But you’re not doomed yet!
At this point, having not yet crossed the event horizon, you can still get out. If you provide enough acceleration away from the event horizon, you could escape its gravity and have the Universe go back to your safe, far-away-from-the-black-hole, asymptotically flat spacetime. Your gravitational sensors can tell you that there’s a definite downhill gradient towards the center of the blackness and away from the regions where you can still see starlight.
That visualization, above, gets what you’d see mostly right; the only exception is that there’d be a color change as you fall into the black hole. The external light, as it falls in, would appear bluer to you as it hit your eyes, accelerated by the extra gravitational curvature of space.
If you continue your fall towards the event horizon, you’ll eventually see the starlight compress down into a tiny dot behind you, changing color into the blue due to gravitational blueshifting. At the last moment before you cross over into the event horizon, that dot will become red, white, and then blue, as the cosmic microwave and radio backgrounds get shifted into the visible part of the spectrum for your last, final glimpse of the outside Universe, still assuming that nothing else falls in with you.

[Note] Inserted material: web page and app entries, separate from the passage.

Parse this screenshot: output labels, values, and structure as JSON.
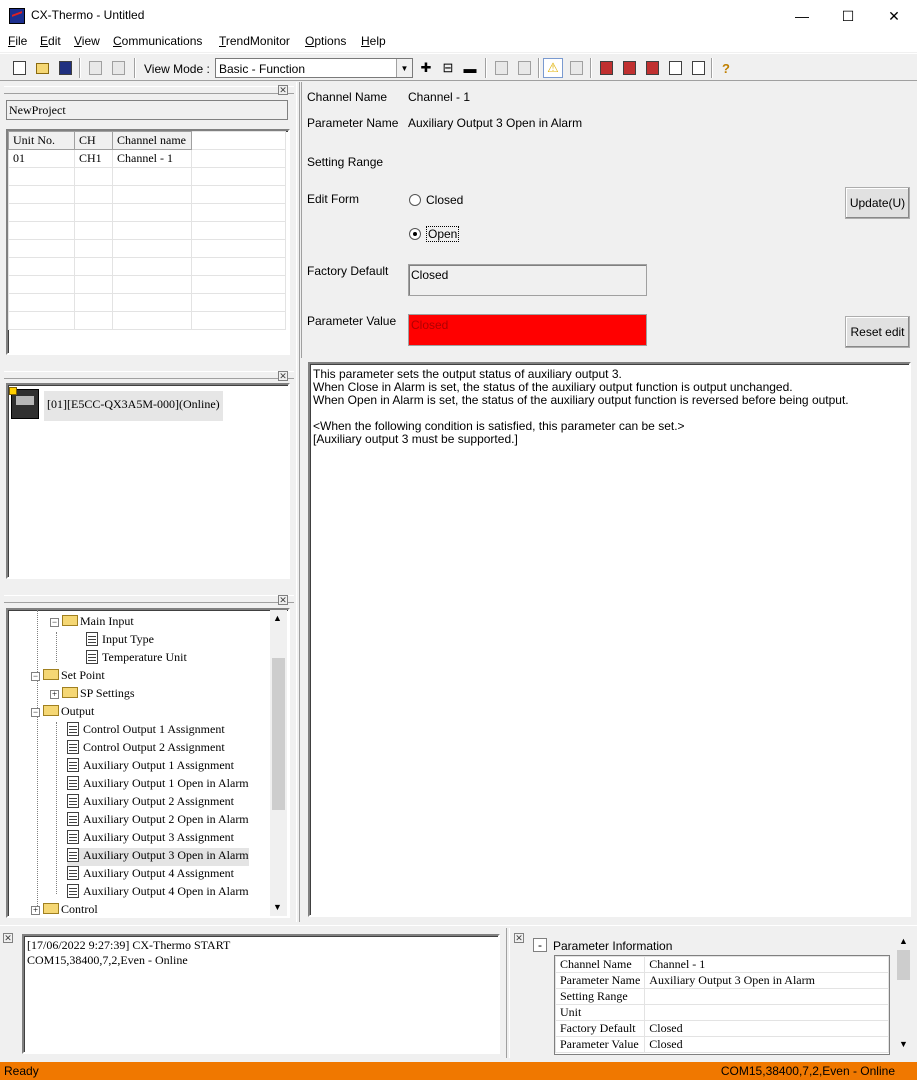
{
  "window": {
    "title": "CX-Thermo - Untitled",
    "minimize": "—",
    "maximize": "☐",
    "close": "✕"
  },
  "menu": [
    "File",
    "Edit",
    "View",
    "Communications",
    "TrendMonitor",
    "Options",
    "Help"
  ],
  "toolbar": {
    "view_mode_label": "View Mode :",
    "view_mode_value": "Basic - Function",
    "help_glyph": "?"
  },
  "project": {
    "name": "NewProject",
    "columns": [
      "Unit No.",
      "CH",
      "Channel name"
    ],
    "rows": [
      [
        "01",
        "CH1",
        "Channel - 1"
      ]
    ]
  },
  "device": {
    "label": "[01][E5CC-QX3A5M-000](Online)"
  },
  "tree": {
    "main_input": "Main Input",
    "input_type": "Input Type",
    "temperature_unit": "Temperature Unit",
    "set_point": "Set Point",
    "sp_settings": "SP Settings",
    "output": "Output",
    "items": [
      "Control Output 1 Assignment",
      "Control Output 2 Assignment",
      "Auxiliary Output 1 Assignment",
      "Auxiliary Output 1 Open in Alarm",
      "Auxiliary Output 2 Assignment",
      "Auxiliary Output 2 Open in Alarm",
      "Auxiliary Output 3 Assignment",
      "Auxiliary Output 3 Open in Alarm",
      "Auxiliary Output 4 Assignment",
      "Auxiliary Output 4 Open in Alarm"
    ],
    "control": "Control"
  },
  "detail": {
    "channel_name_label": "Channel Name",
    "channel_name_value": "Channel - 1",
    "parameter_name_label": "Parameter Name",
    "parameter_name_value": "Auxiliary Output 3 Open in Alarm",
    "setting_range_label": "Setting Range",
    "edit_form_label": "Edit Form",
    "option_closed": "Closed",
    "option_open": "Open",
    "update_button": "Update(U)",
    "factory_default_label": "Factory Default",
    "factory_default_value": "Closed",
    "parameter_value_label": "Parameter Value",
    "parameter_value_value": "Closed",
    "parameter_value_color": "#ff0000",
    "reset_button": "Reset edit"
  },
  "description": {
    "line1": "This parameter sets the output status of auxiliary output 3.",
    "line2": "When Close in Alarm is set, the status of the auxiliary output function is output unchanged.",
    "line3": "When Open in Alarm is set, the status of the auxiliary output function is reversed before being output.",
    "line4": "<When the following condition is satisfied, this parameter can be set.>",
    "line5": "[Auxiliary output 3 must be supported.]"
  },
  "log": {
    "line1": "[17/06/2022 9:27:39] CX-Thermo START",
    "line2": "COM15,38400,7,2,Even - Online"
  },
  "param_info": {
    "title": "Parameter Information",
    "collapse": "-",
    "rows": [
      [
        "Channel Name",
        "Channel - 1"
      ],
      [
        "Parameter Name",
        "Auxiliary Output 3 Open in Alarm"
      ],
      [
        "Setting Range",
        ""
      ],
      [
        "Unit",
        ""
      ],
      [
        "Factory Default",
        "Closed"
      ],
      [
        "Parameter Value",
        "Closed"
      ]
    ]
  },
  "status": {
    "left": "Ready",
    "right": "COM15,38400,7,2,Even - Online",
    "color": "#f07800"
  }
}
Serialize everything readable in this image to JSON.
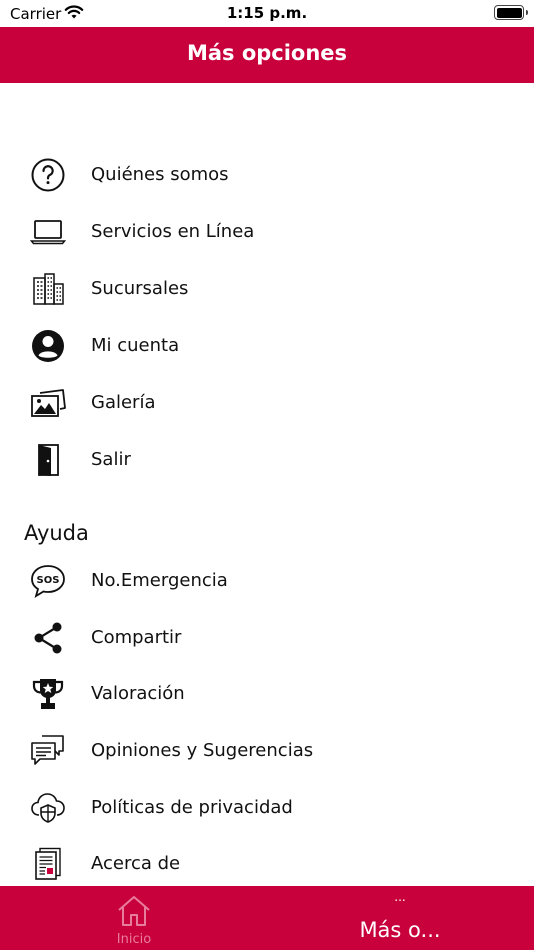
{
  "status_bar": {
    "carrier": "Carrier",
    "time": "1:15 p.m."
  },
  "nav": {
    "title": "Más opciones"
  },
  "menu": {
    "items": [
      {
        "label": "Quiénes somos",
        "icon": "question-circle-icon"
      },
      {
        "label": "Servicios en Línea",
        "icon": "laptop-icon"
      },
      {
        "label": "Sucursales",
        "icon": "buildings-icon"
      },
      {
        "label": "Mi cuenta",
        "icon": "account-circle-icon"
      },
      {
        "label": "Galería",
        "icon": "gallery-icon"
      },
      {
        "label": "Salir",
        "icon": "door-exit-icon"
      }
    ]
  },
  "help": {
    "header": "Ayuda",
    "items": [
      {
        "label": "No.Emergencia",
        "icon": "sos-icon",
        "icon_text": "SOS"
      },
      {
        "label": "Compartir",
        "icon": "share-icon"
      },
      {
        "label": "Valoración",
        "icon": "trophy-icon"
      },
      {
        "label": "Opiniones y Sugerencias",
        "icon": "chat-bubbles-icon"
      },
      {
        "label": "Políticas de privacidad",
        "icon": "cloud-shield-icon"
      },
      {
        "label": "Acerca de",
        "icon": "document-icon"
      }
    ]
  },
  "tab_bar": {
    "tabs": [
      {
        "label": "Inicio",
        "icon": "home-icon",
        "active": false
      },
      {
        "label": "Más o...",
        "dots": "...",
        "active": true
      }
    ]
  },
  "colors": {
    "brand": "#c8003c",
    "inactive_tab": "#e87c9c"
  }
}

And then… blackness. Nothing. From inside the event horizon, no light from the outside Universe hits your spaceship. No matter how you fire your engines, no matter what you do, there’s no way out. What you’d see wouldn’t be a reflection of where you were headed: the singularity would be in front of you no matter which direction you went in.
But you wouldn’t actually see that singularity, because of how weird this severely curved space was. There’s actually light from the outside world following you into the black hole, crossing the event horizon before you, after you, and with you. The video below shows what happens if you allow the light from the outside Universe to fall into the black hole all around you, exactly as it does in real life. (You’ll cross the event horizon at about the 0:37 mark in the video.)
It would only take seconds, from the moment you crossed over the black hole’s event horizon, for you to be crushed to bits. But in the largest black holes, there’s a chance that they lead somewhere else: to a white hole, to another Universe, or to a new physical reality that’s shrouded behind an event horizon we cannot see past. From the outside, we cannot obtain any information about what lies inside the event horizon. All we have are our theories.
I still recommend against falling into a black hole, if you can help it, because the most likely scenario is that you’d simply be torn apart and crushed. But if you did go inside, you’d be the only human being in existence to know for certain what it was like. You’d be the first one to discover what secrets were held inside a black hole. You might opt out of doing so, and that’s arguably the smart choice. But in this Universe, if you want to be the first, you have to risk something to find out. Maybe one of you out there, reading this, will become the first to know for sure.
Send in your Ask Ethan questions to startswithabang at gmail dot com!Ethan Siegel is the author of Beyond the Galaxy and Treknology. You can pre-order his third book, currently in development: the Encyclopaedia Cosmologica.